“Some are working two jobs, and over 50 percent are one paycheck from disaster,” McDermid said of the ALICE study, with the acronym meaning Asset Limited, Income Constrained, Employed.
McDermid, who has talked openly about her own mental-health issues, said she has gone through foreclosure twice but has not been homeless.
A person facing dire straits “could be your co-worker,” she said, adding that that is all the more reason for people to pay attention to others and offer help if something seems amiss.
She, Miller, Brekke and Bauman noted that resources are available in each of their spheres, but people experiencing homelessness often don’t trust formal agencies because of negative episodes with them.
Those factors often make it more likely that such individuals will go to emergency rooms for health issues that have become severe instead of tending to their health as they go along, they said.
At St. Clare, Brekke said, “We do sick care. When people are living on the street, with a lack of sleep and poor nutrition, taking care of themselves is a low priority if it is not affecting the here and now … affecting more than where I will sleep tonight.”
A lot of homelessness develops because of the stigma and misinformation, McDermid said.
“People don’t want to say they’re homeless,” she said. “Maybe other people have treated them poorly … and they don’t know where else to go but the ER.”
Health-care workers must realize that “it is really important that we spend a lot of time listening, to build trust,” Brekke said. “A lot of doors have been shut, and we should not be another door shutting. We have to make a place where people can trust us.”
Brekke disputed the notion that people should just accept the fact that some will be homeless.
“It doesn’t have to be a foregone conclusion that people will be homeless in this country,” said Brekke, who also is a senior population health consultant at Gundersen Health System in La Crosse.
The difference between St. Clare patients who don’t have housing and those who do is “night and day,” Brekke said.
“Housing is health care,” she said. “We are the richest country in the world, and other countries are doing it better.”
Zha said she is channeling her passion toward “changing attitudes on homelessness.”
Growing up in China and being involved with homeless people there instilled her desire to help, she said, noting that she was involved in setting up the first free clinic in China.
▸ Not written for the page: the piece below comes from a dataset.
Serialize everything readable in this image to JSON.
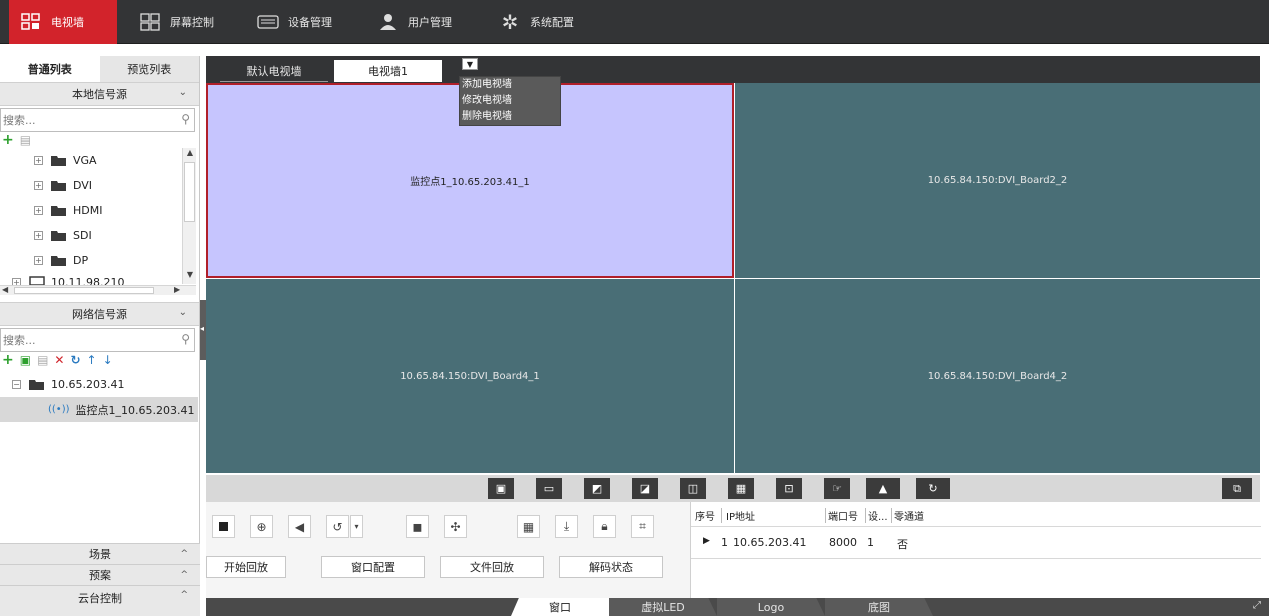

About 300 med students volunteered at the clinic, she said.
Zha, who said she will be working with migrant people at a Federally Qualified Health Center in Washington, said, “I’m very excited about that.”
Mentoring her is Dr. Cheri Olson, a family practice physician at Mayo-Franciscan, who said, “She took the whole concept of homelessness” and ran with her research project.
“We’ve never had a homeless outreach rotation,” but Zha presses the need, Olson said. “She’s been a great leader.”